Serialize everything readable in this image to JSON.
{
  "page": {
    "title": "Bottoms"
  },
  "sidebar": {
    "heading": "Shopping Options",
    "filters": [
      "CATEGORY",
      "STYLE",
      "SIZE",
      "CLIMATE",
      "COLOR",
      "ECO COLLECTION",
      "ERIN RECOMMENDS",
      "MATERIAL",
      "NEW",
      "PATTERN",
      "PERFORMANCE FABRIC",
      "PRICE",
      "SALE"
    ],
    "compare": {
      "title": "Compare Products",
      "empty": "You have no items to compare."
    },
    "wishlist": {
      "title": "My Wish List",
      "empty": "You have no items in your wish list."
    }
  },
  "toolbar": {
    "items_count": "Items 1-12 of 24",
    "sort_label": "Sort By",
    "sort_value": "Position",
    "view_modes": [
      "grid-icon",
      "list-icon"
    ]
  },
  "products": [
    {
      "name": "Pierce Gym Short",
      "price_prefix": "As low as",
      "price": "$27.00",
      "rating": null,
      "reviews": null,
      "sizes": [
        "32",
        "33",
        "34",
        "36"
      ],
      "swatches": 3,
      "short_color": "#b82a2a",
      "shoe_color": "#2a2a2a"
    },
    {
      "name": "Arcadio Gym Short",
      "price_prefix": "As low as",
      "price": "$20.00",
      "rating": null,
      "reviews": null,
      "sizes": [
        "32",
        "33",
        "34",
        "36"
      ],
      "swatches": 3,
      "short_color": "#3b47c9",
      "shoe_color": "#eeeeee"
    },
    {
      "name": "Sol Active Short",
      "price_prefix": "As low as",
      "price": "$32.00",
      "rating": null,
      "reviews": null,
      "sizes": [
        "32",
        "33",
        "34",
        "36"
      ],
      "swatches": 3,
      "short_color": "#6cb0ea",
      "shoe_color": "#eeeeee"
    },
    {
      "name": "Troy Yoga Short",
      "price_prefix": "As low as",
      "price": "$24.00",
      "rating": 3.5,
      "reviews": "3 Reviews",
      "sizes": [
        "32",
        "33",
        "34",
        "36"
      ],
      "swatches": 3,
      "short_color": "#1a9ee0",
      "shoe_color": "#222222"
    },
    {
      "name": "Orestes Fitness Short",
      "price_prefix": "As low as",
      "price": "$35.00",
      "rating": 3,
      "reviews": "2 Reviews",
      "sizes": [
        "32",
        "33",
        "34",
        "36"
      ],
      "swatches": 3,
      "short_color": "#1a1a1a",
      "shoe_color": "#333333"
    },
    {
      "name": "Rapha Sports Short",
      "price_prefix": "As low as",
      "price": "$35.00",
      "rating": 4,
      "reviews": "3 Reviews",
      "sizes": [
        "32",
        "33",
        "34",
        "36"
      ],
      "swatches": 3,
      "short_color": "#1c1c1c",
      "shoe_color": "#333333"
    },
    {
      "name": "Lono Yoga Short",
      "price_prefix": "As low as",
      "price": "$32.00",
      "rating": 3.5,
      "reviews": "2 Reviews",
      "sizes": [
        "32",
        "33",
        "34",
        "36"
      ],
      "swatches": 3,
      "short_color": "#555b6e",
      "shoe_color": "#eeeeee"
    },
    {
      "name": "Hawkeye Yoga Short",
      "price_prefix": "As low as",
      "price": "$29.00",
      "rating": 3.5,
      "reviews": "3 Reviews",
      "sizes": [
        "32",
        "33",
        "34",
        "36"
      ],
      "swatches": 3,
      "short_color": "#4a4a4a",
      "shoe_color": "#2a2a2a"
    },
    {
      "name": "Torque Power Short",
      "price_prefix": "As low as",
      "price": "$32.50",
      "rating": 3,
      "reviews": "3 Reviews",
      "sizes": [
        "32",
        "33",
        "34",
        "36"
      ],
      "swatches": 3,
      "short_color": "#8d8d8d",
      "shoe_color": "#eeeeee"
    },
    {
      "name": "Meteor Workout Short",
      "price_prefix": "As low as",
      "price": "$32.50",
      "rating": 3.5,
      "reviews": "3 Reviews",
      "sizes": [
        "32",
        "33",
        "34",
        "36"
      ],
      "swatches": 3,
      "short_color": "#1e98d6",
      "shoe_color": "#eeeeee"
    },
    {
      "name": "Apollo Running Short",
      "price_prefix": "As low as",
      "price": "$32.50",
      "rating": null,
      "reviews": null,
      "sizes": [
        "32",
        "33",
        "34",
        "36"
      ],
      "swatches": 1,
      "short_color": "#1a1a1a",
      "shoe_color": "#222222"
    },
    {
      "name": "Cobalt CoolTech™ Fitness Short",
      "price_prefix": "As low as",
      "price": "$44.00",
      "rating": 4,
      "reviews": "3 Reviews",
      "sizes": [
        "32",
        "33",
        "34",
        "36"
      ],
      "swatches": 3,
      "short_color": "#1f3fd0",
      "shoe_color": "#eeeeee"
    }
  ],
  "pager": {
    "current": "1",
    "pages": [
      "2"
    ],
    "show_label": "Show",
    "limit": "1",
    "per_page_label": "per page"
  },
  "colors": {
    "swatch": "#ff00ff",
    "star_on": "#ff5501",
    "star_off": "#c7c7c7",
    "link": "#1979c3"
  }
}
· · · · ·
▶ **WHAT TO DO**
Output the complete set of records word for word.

▶ **OUTPUT**
Serialize everything readable in this image to JSON.
{
  "page": {
    "title": "Bottoms"
  },
  "sidebar": {
    "heading": "Shopping Options",
    "filters": [
      "CATEGORY",
      "STYLE",
      "SIZE",
      "CLIMATE",
      "COLOR",
      "ECO COLLECTION",
      "ERIN RECOMMENDS",
      "MATERIAL",
      "NEW",
      "PATTERN",
      "PERFORMANCE FABRIC",
      "PRICE",
      "SALE"
    ],
    "compare": {
      "title": "Compare Products",
      "empty": "You have no items to compare."
    },
    "wishlist": {
      "title": "My Wish List",
      "empty": "You have no items in your wish list."
    }
  },
  "toolbar": {
    "items_count": "Items 1-12 of 24",
    "sort_label": "Sort By",
    "sort_value": "Position",
    "view_modes": [
      "grid-icon",
      "list-icon"
    ]
  },
  "products": [
    {
      "name": "Pierce Gym Short",
      "price_prefix": "As low as",
      "price": "$27.00",
      "rating": null,
      "reviews": null,
      "sizes": [
        "32",
        "33",
        "34",
        "36"
      ],
      "swatches": 3,
      "short_color": "#b82a2a",
      "shoe_color": "#2a2a2a"
    },
    {
      "name": "Arcadio Gym Short",
      "price_prefix": "As low as",
      "price": "$20.00",
      "rating": null,
      "reviews": null,
      "sizes": [
        "32",
        "33",
        "34",
        "36"
      ],
      "swatches": 3,
      "short_color": "#3b47c9",
      "shoe_color": "#eeeeee"
    },
    {
      "name": "Sol Active Short",
      "price_prefix": "As low as",
      "price": "$32.00",
      "rating": null,
      "reviews": null,
      "sizes": [
        "32",
        "33",
        "34",
        "36"
      ],
      "swatches": 3,
      "short_color": "#6cb0ea",
      "shoe_color": "#eeeeee"
    },
    {
      "name": "Troy Yoga Short",
      "price_prefix": "As low as",
      "price": "$24.00",
      "rating": 3.5,
      "reviews": "3 Reviews",
      "sizes": [
        "32",
        "33",
        "34",
        "36"
      ],
      "swatches": 3,
      "short_color": "#1a9ee0",
      "shoe_color": "#222222"
    },
    {
      "name": "Orestes Fitness Short",
      "price_prefix": "As low as",
      "price": "$35.00",
      "rating": 3,
      "reviews": "2 Reviews",
      "sizes": [
        "32",
        "33",
        "34",
        "36"
      ],
      "swatches": 3,
      "short_color": "#1a1a1a",
      "shoe_color": "#333333"
    },
    {
      "name": "Rapha Sports Short",
      "price_prefix": "As low as",
      "price": "$35.00",
      "rating": 4,
      "reviews": "3 Reviews",
      "sizes": [
        "32",
        "33",
        "34",
        "36"
      ],
      "swatches": 3,
      "short_color": "#1c1c1c",
      "shoe_color": "#333333"
    },
    {
      "name": "Lono Yoga Short",
      "price_prefix": "As low as",
      "price": "$32.00",
      "rating": 3.5,
      "reviews": "2 Reviews",
      "sizes": [
        "32",
        "33",
        "34",
        "36"
      ],
      "swatches": 3,
      "short_color": "#555b6e",
      "shoe_color": "#eeeeee"
    },
    {
      "name": "Hawkeye Yoga Short",
      "price_prefix": "As low as",
      "price": "$29.00",
      "rating": 3.5,
      "reviews": "3 Reviews",
      "sizes": [
        "32",
        "33",
        "34",
        "36"
      ],
      "swatches": 3,
      "short_color": "#4a4a4a",
      "shoe_color": "#2a2a2a"
    },
    {
      "name": "Torque Power Short",
      "price_prefix": "As low as",
      "price": "$32.50",
      "rating": 3,
      "reviews": "3 Reviews",
      "sizes": [
        "32",
        "33",
        "34",
        "36"
      ],
      "swatches": 3,
      "short_color": "#8d8d8d",
      "shoe_color": "#eeeeee"
    },
    {
      "name": "Meteor Workout Short",
      "price_prefix": "As low as",
      "price": "$32.50",
      "rating": 3.5,
      "reviews": "3 Reviews",
      "sizes": [
        "32",
        "33",
        "34",
        "36"
      ],
      "swatches": 3,
      "short_color": "#1e98d6",
      "shoe_color": "#eeeeee"
    },
    {
      "name": "Apollo Running Short",
      "price_prefix": "As low as",
      "price": "$32.50",
      "rating": null,
      "reviews": null,
      "sizes": [
        "32",
        "33",
        "34",
        "36"
      ],
      "swatches": 1,
      "short_color": "#1a1a1a",
      "shoe_color": "#222222"
    },
    {
      "name": "Cobalt CoolTech™ Fitness Short",
      "price_prefix": "As low as",
      "price": "$44.00",
      "rating": 4,
      "reviews": "3 Reviews",
      "sizes": [
        "32",
        "33",
        "34",
        "36"
      ],
      "swatches": 3,
      "short_color": "#1f3fd0",
      "shoe_color": "#eeeeee"
    }
  ],
  "pager": {
    "current": "1",
    "pages": [
      "2"
    ],
    "show_label": "Show",
    "limit": "1",
    "per_page_label": "per page"
  },
  "colors": {
    "swatch": "#ff00ff",
    "star_on": "#ff5501",
    "star_off": "#c7c7c7",
    "link": "#1979c3"
  }
}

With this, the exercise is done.